▸ **What to produce**: Reprint the whole of the data exactly.

/---

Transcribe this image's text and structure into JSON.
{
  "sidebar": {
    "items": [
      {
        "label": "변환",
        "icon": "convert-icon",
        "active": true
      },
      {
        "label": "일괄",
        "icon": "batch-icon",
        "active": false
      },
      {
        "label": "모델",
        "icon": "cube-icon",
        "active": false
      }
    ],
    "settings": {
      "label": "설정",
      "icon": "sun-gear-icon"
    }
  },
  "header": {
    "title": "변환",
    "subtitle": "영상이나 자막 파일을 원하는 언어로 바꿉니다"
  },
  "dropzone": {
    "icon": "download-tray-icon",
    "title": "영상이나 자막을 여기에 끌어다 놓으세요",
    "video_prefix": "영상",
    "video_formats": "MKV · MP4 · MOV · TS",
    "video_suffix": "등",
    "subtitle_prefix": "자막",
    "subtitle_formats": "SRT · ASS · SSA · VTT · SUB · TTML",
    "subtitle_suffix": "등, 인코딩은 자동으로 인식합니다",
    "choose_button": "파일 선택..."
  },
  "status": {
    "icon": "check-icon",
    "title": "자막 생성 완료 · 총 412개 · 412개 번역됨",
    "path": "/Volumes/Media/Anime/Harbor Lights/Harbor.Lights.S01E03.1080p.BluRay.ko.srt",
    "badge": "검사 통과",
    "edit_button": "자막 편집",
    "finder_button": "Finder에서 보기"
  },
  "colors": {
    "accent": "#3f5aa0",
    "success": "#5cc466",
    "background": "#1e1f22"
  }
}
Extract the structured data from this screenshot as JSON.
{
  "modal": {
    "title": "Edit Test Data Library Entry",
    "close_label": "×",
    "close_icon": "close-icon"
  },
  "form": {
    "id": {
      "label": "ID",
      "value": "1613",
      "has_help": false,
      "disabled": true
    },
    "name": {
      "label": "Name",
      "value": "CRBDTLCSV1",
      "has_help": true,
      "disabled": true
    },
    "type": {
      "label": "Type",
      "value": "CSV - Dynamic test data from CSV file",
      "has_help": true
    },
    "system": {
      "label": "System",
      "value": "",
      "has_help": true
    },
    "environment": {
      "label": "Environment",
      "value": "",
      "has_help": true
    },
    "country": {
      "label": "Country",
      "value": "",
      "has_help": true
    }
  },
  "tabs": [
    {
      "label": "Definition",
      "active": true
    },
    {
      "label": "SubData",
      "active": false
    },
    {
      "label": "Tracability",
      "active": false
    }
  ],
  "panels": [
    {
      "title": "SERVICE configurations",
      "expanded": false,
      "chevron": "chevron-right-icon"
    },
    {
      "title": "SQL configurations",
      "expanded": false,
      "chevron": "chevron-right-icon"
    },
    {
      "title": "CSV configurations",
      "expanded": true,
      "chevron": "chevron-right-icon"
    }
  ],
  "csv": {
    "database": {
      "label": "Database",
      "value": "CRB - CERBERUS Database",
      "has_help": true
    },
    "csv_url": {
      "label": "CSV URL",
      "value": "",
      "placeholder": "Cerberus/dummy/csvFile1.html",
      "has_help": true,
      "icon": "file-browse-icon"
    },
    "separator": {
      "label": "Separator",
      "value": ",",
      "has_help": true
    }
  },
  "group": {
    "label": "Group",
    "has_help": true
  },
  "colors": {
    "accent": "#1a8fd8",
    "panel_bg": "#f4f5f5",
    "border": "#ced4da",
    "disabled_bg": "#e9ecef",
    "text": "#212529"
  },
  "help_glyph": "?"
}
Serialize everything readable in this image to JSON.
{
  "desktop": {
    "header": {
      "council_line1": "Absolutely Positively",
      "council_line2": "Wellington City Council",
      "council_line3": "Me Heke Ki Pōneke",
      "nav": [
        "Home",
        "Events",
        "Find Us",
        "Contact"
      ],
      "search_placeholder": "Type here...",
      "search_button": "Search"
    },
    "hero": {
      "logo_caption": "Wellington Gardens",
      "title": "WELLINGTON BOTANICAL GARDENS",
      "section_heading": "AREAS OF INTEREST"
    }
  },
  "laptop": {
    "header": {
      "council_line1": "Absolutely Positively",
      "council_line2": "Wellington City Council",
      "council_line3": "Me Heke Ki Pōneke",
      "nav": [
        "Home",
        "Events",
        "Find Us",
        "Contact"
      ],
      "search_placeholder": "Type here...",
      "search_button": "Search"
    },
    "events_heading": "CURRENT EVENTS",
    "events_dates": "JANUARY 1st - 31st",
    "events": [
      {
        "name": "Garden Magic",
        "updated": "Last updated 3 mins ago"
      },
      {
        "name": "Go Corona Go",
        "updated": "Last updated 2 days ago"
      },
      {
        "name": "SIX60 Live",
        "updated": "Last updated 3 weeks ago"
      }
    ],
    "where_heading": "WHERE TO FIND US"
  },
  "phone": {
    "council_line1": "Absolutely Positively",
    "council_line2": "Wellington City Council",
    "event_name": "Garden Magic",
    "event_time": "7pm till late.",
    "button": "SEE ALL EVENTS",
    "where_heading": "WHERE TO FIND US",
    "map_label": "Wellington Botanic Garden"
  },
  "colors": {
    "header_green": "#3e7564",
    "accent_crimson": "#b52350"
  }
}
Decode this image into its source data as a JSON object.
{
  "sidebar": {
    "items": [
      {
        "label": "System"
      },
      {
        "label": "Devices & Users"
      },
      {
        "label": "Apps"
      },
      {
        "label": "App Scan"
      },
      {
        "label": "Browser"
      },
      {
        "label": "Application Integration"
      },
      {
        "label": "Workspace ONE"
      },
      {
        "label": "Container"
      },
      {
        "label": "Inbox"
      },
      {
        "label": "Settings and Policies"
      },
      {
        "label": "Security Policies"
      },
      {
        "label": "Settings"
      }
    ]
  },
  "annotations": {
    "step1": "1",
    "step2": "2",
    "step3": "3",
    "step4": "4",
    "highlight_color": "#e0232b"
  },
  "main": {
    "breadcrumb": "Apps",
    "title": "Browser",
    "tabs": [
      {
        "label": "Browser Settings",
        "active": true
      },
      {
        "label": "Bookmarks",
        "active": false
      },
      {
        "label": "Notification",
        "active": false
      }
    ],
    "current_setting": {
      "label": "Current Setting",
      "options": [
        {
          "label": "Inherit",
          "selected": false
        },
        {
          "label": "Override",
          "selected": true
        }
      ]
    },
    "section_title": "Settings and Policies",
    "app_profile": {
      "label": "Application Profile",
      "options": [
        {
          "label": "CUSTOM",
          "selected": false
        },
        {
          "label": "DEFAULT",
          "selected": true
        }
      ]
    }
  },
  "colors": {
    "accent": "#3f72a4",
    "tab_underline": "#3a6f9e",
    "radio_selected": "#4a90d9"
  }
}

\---

▸ **Task output**:
Transcribe this image's text and structure into JSON.
{
  "sidebar": {
    "items": [
      {
        "label": "변환",
        "icon": "convert-icon",
        "active": true
      },
      {
        "label": "일괄",
        "icon": "batch-icon",
        "active": false
      },
      {
        "label": "모델",
        "icon": "cube-icon",
        "active": false
      }
    ],
    "settings": {
      "label": "설정",
      "icon": "sun-gear-icon"
    }
  },
  "header": {
    "title": "변환",
    "subtitle": "영상이나 자막 파일을 원하는 언어로 바꿉니다"
  },
  "dropzone": {
    "icon": "download-tray-icon",
    "title": "영상이나 자막을 여기에 끌어다 놓으세요",
    "video_prefix": "영상",
    "video_formats": "MKV · MP4 · MOV · TS",
    "video_suffix": "등",
    "subtitle_prefix": "자막",
    "subtitle_formats": "SRT · ASS · SSA · VTT · SUB · TTML",
    "subtitle_suffix": "등, 인코딩은 자동으로 인식합니다",
    "choose_button": "파일 선택..."
  },
  "status": {
    "icon": "check-icon",
    "title": "자막 생성 완료 · 총 412개 · 412개 번역됨",
    "path": "/Volumes/Media/Anime/Harbor Lights/Harbor.Lights.S01E03.1080p.BluRay.ko.srt",
    "badge": "검사 통과",
    "edit_button": "자막 편집",
    "finder_button": "Finder에서 보기"
  },
  "colors": {
    "accent": "#3f5aa0",
    "success": "#5cc466",
    "background": "#1e1f22"
  }
}
Extract the structured data from this screenshot as JSON.
{
  "modal": {
    "title": "Edit Test Data Library Entry",
    "close_label": "×",
    "close_icon": "close-icon"
  },
  "form": {
    "id": {
      "label": "ID",
      "value": "1613",
      "has_help": false,
      "disabled": true
    },
    "name": {
      "label": "Name",
      "value": "CRBDTLCSV1",
      "has_help": true,
      "disabled": true
    },
    "type": {
      "label": "Type",
      "value": "CSV - Dynamic test data from CSV file",
      "has_help": true
    },
    "system": {
      "label": "System",
      "value": "",
      "has_help": true
    },
    "environment": {
      "label": "Environment",
      "value": "",
      "has_help": true
    },
    "country": {
      "label": "Country",
      "value": "",
      "has_help": true
    }
  },
  "tabs": [
    {
      "label": "Definition",
      "active": true
    },
    {
      "label": "SubData",
      "active": false
    },
    {
      "label": "Tracability",
      "active": false
    }
  ],
  "panels": [
    {
      "title": "SERVICE configurations",
      "expanded": false,
      "chevron": "chevron-right-icon"
    },
    {
      "title": "SQL configurations",
      "expanded": false,
      "chevron": "chevron-right-icon"
    },
    {
      "title": "CSV configurations",
      "expanded": true,
      "chevron": "chevron-right-icon"
    }
  ],
  "csv": {
    "database": {
      "label": "Database",
      "value": "CRB - CERBERUS Database",
      "has_help": true
    },
    "csv_url": {
      "label": "CSV URL",
      "value": "",
      "placeholder": "Cerberus/dummy/csvFile1.html",
      "has_help": true,
      "icon": "file-browse-icon"
    },
    "separator": {
      "label": "Separator",
      "value": ",",
      "has_help": true
    }
  },
  "group": {
    "label": "Group",
    "has_help": true
  },
  "colors": {
    "accent": "#1a8fd8",
    "panel_bg": "#f4f5f5",
    "border": "#ced4da",
    "disabled_bg": "#e9ecef",
    "text": "#212529"
  },
  "help_glyph": "?"
}
Serialize everything readable in this image to JSON.
{
  "desktop": {
    "header": {
      "council_line1": "Absolutely Positively",
      "council_line2": "Wellington City Council",
      "council_line3": "Me Heke Ki Pōneke",
      "nav": [
        "Home",
        "Events",
        "Find Us",
        "Contact"
      ],
      "search_placeholder": "Type here...",
      "search_button": "Search"
    },
    "hero": {
      "logo_caption": "Wellington Gardens",
      "title": "WELLINGTON BOTANICAL GARDENS",
      "section_heading": "AREAS OF INTEREST"
    }
  },
  "laptop": {
    "header": {
      "council_line1": "Absolutely Positively",
      "council_line2": "Wellington City Council",
      "council_line3": "Me Heke Ki Pōneke",
      "nav": [
        "Home",
        "Events",
        "Find Us",
        "Contact"
      ],
      "search_placeholder": "Type here...",
      "search_button": "Search"
    },
    "events_heading": "CURRENT EVENTS",
    "events_dates": "JANUARY 1st - 31st",
    "events": [
      {
        "name": "Garden Magic",
        "updated": "Last updated 3 mins ago"
      },
      {
        "name": "Go Corona Go",
        "updated": "Last updated 2 days ago"
      },
      {
        "name": "SIX60 Live",
        "updated": "Last updated 3 weeks ago"
      }
    ],
    "where_heading": "WHERE TO FIND US"
  },
  "phone": {
    "council_line1": "Absolutely Positively",
    "council_line2": "Wellington City Council",
    "event_name": "Garden Magic",
    "event_time": "7pm till late.",
    "button": "SEE ALL EVENTS",
    "where_heading": "WHERE TO FIND US",
    "map_label": "Wellington Botanic Garden"
  },
  "colors": {
    "header_green": "#3e7564",
    "accent_crimson": "#b52350"
  }
}
Decode this image into its source data as a JSON object.
{
  "sidebar": {
    "items": [
      {
        "label": "System"
      },
      {
        "label": "Devices & Users"
      },
      {
        "label": "Apps"
      },
      {
        "label": "App Scan"
      },
      {
        "label": "Browser"
      },
      {
        "label": "Application Integration"
      },
      {
        "label": "Workspace ONE"
      },
      {
        "label": "Container"
      },
      {
        "label": "Inbox"
      },
      {
        "label": "Settings and Policies"
      },
      {
        "label": "Security Policies"
      },
      {
        "label": "Settings"
      }
    ]
  },
  "annotations": {
    "step1": "1",
    "step2": "2",
    "step3": "3",
    "step4": "4",
    "highlight_color": "#e0232b"
  },
  "main": {
    "breadcrumb": "Apps",
    "title": "Browser",
    "tabs": [
      {
        "label": "Browser Settings",
        "active": true
      },
      {
        "label": "Bookmarks",
        "active": false
      },
      {
        "label": "Notification",
        "active": false
      }
    ],
    "current_setting": {
      "label": "Current Setting",
      "options": [
        {
          "label": "Inherit",
          "selected": false
        },
        {
          "label": "Override",
          "selected": true
        }
      ]
    },
    "section_title": "Settings and Policies",
    "app_profile": {
      "label": "Application Profile",
      "options": [
        {
          "label": "CUSTOM",
          "selected": false
        },
        {
          "label": "DEFAULT",
          "selected": true
        }
      ]
    }
  },
  "colors": {
    "accent": "#3f72a4",
    "tab_underline": "#3a6f9e",
    "radio_selected": "#4a90d9"
  }
}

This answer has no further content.